__What needs to be done__: Every entry below is to be retyped exactly as it appears.

__Records for this task__:
◇ ◇ ◇ ◇ ◇

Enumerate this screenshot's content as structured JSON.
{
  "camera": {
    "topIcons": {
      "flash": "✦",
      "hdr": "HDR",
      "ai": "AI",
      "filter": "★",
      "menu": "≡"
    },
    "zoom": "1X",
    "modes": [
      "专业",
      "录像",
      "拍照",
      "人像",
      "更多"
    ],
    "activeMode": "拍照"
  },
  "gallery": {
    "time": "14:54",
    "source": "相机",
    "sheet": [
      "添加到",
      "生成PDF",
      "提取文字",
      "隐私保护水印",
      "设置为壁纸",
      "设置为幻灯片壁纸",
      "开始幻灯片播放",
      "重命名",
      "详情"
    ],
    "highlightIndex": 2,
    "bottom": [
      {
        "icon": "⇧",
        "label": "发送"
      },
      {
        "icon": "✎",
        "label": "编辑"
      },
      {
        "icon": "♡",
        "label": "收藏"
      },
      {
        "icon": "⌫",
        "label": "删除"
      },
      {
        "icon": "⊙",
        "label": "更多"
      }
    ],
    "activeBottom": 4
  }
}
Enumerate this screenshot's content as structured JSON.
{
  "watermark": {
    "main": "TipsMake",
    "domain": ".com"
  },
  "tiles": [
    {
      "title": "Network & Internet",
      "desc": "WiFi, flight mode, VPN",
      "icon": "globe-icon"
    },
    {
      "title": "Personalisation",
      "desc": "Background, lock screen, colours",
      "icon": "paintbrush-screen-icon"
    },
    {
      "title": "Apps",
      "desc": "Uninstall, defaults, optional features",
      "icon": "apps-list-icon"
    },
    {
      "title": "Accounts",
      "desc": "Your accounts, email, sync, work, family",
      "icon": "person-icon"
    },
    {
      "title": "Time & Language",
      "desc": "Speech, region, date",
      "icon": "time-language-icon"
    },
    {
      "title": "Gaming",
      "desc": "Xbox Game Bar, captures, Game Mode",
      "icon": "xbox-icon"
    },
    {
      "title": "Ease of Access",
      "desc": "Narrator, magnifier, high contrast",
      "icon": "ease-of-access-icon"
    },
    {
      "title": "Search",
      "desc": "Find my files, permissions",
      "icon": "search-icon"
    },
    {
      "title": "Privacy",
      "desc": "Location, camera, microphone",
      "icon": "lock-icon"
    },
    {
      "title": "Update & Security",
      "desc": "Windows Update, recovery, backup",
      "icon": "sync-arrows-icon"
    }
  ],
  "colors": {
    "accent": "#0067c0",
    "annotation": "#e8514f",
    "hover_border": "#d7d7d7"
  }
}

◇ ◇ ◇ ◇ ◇

__Task result__:
Enumerate this screenshot's content as structured JSON.
{
  "camera": {
    "topIcons": {
      "flash": "✦",
      "hdr": "HDR",
      "ai": "AI",
      "filter": "★",
      "menu": "≡"
    },
    "zoom": "1X",
    "modes": [
      "专业",
      "录像",
      "拍照",
      "人像",
      "更多"
    ],
    "activeMode": "拍照"
  },
  "gallery": {
    "time": "14:54",
    "source": "相机",
    "sheet": [
      "添加到",
      "生成PDF",
      "提取文字",
      "隐私保护水印",
      "设置为壁纸",
      "设置为幻灯片壁纸",
      "开始幻灯片播放",
      "重命名",
      "详情"
    ],
    "highlightIndex": 2,
    "bottom": [
      {
        "icon": "⇧",
        "label": "发送"
      },
      {
        "icon": "✎",
        "label": "编辑"
      },
      {
        "icon": "♡",
        "label": "收藏"
      },
      {
        "icon": "⌫",
        "label": "删除"
      },
      {
        "icon": "⊙",
        "label": "更多"
      }
    ],
    "activeBottom": 4
  }
}
Enumerate this screenshot's content as structured JSON.
{
  "watermark": {
    "main": "TipsMake",
    "domain": ".com"
  },
  "tiles": [
    {
      "title": "Network & Internet",
      "desc": "WiFi, flight mode, VPN",
      "icon": "globe-icon"
    },
    {
      "title": "Personalisation",
      "desc": "Background, lock screen, colours",
      "icon": "paintbrush-screen-icon"
    },
    {
      "title": "Apps",
      "desc": "Uninstall, defaults, optional features",
      "icon": "apps-list-icon"
    },
    {
      "title": "Accounts",
      "desc": "Your accounts, email, sync, work, family",
      "icon": "person-icon"
    },
    {
      "title": "Time & Language",
      "desc": "Speech, region, date",
      "icon": "time-language-icon"
    },
    {
      "title": "Gaming",
      "desc": "Xbox Game Bar, captures, Game Mode",
      "icon": "xbox-icon"
    },
    {
      "title": "Ease of Access",
      "desc": "Narrator, magnifier, high contrast",
      "icon": "ease-of-access-icon"
    },
    {
      "title": "Search",
      "desc": "Find my files, permissions",
      "icon": "search-icon"
    },
    {
      "title": "Privacy",
      "desc": "Location, camera, microphone",
      "icon": "lock-icon"
    },
    {
      "title": "Update & Security",
      "desc": "Windows Update, recovery, backup",
      "icon": "sync-arrows-icon"
    }
  ],
  "colors": {
    "accent": "#0067c0",
    "annotation": "#e8514f",
    "hover_border": "#d7d7d7"
  }
}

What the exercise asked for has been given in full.